Throughout June and July this year, we ran a poll on the website of our BioNews publication, asking readers 'Should Government allow variations of IVF using genetic material from three people to prevent people from inheriting mitochondrial diseases?'. 793 people responded, of whom 542 (68%) said 'Yes' and 251 (32%) said 'No'. This suggests that the balance of opinion among our readers (who come from diverse lay and professional backgrounds) is in favour of the techniques being made legal, but that a significant minority is opposed.
Notwithstanding our interest in the wider public's views of this issue, we are of the firm opinion that the patients, researchers and practitioners who are familiar with the issues inherent in mtDNA disorders should be central to further advising decisionmakers. Given the complexity and diversity of mtDNA disorders and their symptoms, and given how counterintuitive these disorders can be in relation to the popular understanding of disease and heredity, this is an area in which we hope expert opinion will be given considerable credence and weight.
It is important that any future regulation in this area does not specify what research or treatment techniques, or what locus of origin of the disorder (for example, nuclear or mitochondrial DNA), are intended to be dealt with. It seems best to retain the current statutory wording, in order to allow researchers to come up with new solutions in future, and in order not to foreclose avenues of research or treatment. Failure to do this will mean that new treatments may not be permitted, and that specific patient groups may be disadvantaged.
In common with NCoB's recent report Novel Techniques for the Prevention of Mitochondrial DNA Disorders: An Ethical Review (.pdf 1.13MB), we believe that a wider policy debate could benefit from a fuller discussion of the ethics of the different kinds of prospective and theoretical germline therapies. This would include potential therapies that would act on the cell nucleus with heritable effects, and therapies which might involve nuclear transfer in its various forms.
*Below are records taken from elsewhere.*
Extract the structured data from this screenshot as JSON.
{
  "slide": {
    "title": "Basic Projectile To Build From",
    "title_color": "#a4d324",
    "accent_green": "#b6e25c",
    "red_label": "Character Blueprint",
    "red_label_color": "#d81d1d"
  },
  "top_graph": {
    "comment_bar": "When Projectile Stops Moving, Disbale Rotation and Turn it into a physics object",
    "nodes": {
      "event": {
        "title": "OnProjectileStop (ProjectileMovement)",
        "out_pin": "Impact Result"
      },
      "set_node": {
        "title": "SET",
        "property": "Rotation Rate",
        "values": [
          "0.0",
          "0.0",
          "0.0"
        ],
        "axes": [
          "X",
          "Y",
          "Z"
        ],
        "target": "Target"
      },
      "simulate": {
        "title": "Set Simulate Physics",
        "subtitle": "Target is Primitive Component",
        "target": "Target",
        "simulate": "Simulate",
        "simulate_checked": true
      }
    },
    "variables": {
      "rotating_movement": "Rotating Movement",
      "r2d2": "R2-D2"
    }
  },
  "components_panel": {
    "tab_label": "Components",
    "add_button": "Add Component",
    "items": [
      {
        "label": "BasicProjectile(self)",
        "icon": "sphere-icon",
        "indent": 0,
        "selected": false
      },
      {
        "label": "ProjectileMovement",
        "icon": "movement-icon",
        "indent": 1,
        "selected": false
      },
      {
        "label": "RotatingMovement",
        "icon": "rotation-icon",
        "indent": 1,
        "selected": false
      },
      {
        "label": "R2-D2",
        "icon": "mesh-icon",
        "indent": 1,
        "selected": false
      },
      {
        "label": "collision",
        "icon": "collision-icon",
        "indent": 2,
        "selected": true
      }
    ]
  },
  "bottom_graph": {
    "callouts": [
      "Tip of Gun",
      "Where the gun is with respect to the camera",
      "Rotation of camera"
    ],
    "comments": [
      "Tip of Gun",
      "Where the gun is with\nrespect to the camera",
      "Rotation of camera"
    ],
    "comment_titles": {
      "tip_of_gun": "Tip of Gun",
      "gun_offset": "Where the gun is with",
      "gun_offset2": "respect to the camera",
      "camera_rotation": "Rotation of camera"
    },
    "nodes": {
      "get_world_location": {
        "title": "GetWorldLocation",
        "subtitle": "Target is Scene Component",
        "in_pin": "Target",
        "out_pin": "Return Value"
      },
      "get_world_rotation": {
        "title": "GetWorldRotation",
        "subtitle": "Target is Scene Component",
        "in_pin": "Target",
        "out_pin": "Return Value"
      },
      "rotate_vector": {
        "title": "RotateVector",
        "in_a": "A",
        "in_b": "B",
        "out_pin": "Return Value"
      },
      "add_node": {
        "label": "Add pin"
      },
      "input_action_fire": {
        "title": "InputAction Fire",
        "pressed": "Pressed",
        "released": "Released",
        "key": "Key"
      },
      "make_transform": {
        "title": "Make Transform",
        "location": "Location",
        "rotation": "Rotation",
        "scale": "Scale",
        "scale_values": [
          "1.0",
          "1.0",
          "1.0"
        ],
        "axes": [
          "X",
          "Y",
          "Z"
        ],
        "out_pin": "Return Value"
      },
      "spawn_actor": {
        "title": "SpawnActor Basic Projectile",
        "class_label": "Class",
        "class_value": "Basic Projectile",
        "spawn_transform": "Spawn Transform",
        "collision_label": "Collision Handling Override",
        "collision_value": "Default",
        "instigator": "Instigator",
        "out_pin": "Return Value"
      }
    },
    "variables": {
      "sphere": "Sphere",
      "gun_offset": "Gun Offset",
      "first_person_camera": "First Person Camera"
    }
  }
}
We would also like any new regulations in this area to provide for the creation of a centrally funded long-term register of any such procedures performed in the UK. This register should be made accessible to researchers.